Volume 2014 (2014), Article ID 234565, 7 pages
http://dx.doi.org/10.1155/2014/234565
Research Article

Markers of Biological Stress and Mucosal Immunity during a Week Leading to Competition in Adolescent Swimmers

1Department of Kinesiology, Faculty of Applied Health Sciences, Brock University, St Catharines, ON, Canada L2S 3A1
2Department of Psychology, Centre for Neuroscience, Brock University, St Catharines, ON, Canada L2S 3A1
3Department of Pediatrics, McMaster University, Hamilton, ON, Canada L8S 4L8

Received 28 October 2013; Accepted 3 June 2014; Published 12 June 2014

Academic Editor: Dan Nemet

Copyright © 2014 E. Papadopoulos et al. This is an open access article distributed under the Creative Commons Attribution License, which permits unrestricted use, distribution, and reproduction in any medium, provided the original work is properly cited.

Abstract

In this study we examined changes in the salivary concentrations of immunoglobulin A (sIgA), cortisol (sC), testosterone (sT), and testosterone-to-cortisol ratio (T/C) in 21 competitive swimmers, 11–15 years old, during a week leading to competition as compared to a control (noncompetition) week. No day-to-day changes or significant differences between weeks were observed for sIgA ( versus μg/mL for control versus competition week, resp.), sC ( versus  ng/mL for control versus competition week, resp.), and T/C ratio ( versus for control versus competition week, resp.). In contrast, sT was significantly lower during the week of competition (  pg/mL) as compared to the control week (  pg/mL) suggesting that the swimmers were in a catabolic state, although this did not have a negative effect on their performance.
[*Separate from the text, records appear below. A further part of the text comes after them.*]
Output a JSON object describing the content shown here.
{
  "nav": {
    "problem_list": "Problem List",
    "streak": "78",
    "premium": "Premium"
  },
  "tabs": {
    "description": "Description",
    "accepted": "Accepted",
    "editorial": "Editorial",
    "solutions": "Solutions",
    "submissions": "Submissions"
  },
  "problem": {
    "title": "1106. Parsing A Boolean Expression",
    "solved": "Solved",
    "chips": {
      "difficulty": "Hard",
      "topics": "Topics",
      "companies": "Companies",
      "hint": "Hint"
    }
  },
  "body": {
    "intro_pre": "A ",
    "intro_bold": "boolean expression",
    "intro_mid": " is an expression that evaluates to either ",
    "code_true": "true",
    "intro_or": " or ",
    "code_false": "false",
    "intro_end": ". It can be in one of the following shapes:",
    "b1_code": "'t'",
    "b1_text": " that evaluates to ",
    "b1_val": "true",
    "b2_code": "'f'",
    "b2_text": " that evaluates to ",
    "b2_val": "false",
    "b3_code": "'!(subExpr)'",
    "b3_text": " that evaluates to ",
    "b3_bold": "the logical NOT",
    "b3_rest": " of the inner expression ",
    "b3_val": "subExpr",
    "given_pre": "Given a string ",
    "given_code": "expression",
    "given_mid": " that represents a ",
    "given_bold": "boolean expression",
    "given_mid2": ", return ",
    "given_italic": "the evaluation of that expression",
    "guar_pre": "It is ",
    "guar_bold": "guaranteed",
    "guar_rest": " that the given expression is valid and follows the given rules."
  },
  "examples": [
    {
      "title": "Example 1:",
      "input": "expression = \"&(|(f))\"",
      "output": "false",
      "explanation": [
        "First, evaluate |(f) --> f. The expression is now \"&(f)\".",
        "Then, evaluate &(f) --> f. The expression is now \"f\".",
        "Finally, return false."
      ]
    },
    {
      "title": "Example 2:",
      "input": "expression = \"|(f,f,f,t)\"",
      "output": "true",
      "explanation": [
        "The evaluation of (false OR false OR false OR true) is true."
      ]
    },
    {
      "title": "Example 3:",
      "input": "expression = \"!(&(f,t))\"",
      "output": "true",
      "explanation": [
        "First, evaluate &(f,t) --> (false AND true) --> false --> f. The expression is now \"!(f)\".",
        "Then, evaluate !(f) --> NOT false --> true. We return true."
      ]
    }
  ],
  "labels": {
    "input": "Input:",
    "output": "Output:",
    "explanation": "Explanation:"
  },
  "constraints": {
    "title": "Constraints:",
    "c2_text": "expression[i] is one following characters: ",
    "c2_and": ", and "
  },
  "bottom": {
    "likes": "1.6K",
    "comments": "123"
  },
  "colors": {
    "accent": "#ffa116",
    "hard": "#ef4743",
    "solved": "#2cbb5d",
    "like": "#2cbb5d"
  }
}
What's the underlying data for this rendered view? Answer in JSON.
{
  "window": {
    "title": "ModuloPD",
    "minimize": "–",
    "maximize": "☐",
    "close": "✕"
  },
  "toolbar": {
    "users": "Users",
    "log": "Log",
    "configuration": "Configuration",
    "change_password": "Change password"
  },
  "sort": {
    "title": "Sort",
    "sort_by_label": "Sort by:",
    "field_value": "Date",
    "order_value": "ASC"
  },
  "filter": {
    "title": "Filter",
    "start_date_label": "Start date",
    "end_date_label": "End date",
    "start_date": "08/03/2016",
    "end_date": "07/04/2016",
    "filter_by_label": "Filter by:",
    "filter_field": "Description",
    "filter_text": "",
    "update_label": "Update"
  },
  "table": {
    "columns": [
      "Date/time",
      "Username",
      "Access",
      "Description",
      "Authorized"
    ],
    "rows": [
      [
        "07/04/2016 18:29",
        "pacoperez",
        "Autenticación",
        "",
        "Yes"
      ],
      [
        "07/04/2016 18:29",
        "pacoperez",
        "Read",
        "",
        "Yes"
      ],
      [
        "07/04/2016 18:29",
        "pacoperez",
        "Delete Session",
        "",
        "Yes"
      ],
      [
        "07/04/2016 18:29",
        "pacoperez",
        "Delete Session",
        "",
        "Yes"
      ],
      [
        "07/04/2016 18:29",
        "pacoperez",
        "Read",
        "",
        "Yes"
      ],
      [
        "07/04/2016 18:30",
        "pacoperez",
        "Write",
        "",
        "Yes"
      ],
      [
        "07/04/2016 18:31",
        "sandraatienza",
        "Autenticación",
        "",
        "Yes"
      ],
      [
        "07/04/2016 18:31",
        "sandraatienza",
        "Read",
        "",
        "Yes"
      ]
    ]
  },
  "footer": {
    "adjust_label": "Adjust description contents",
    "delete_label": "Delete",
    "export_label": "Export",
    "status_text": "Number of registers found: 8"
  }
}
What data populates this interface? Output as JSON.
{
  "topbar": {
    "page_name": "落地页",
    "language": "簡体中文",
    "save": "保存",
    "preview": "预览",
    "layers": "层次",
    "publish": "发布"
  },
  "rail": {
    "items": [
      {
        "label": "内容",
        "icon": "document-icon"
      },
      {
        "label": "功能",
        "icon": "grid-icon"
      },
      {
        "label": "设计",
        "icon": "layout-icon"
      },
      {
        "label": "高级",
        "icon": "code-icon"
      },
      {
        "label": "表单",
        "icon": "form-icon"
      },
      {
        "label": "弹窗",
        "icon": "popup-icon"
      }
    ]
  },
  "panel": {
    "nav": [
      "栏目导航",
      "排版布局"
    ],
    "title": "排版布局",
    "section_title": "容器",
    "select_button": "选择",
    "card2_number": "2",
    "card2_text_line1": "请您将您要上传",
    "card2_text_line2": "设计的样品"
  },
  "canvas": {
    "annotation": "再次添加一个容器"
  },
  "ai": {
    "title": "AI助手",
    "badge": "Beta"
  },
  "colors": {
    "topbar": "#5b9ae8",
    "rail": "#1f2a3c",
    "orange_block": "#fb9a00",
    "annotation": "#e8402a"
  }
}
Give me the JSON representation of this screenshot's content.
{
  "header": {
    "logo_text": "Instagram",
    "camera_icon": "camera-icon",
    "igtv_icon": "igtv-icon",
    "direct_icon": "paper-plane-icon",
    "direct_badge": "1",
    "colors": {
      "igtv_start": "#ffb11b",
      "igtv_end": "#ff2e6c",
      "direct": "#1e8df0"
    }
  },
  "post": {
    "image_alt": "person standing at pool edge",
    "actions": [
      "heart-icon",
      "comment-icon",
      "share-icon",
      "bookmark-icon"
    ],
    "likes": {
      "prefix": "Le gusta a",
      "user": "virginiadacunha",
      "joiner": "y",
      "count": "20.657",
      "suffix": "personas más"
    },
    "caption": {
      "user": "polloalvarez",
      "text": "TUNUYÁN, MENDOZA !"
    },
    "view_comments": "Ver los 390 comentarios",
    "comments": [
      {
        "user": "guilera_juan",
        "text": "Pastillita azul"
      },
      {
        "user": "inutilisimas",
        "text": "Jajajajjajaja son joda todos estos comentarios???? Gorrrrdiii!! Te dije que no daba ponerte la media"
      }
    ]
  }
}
In conclusion, salivary cortisol did not change between the two weeks, and thus competition stress was relatively low, and mucosal immunity was unaffected in these young athletes prior to competition.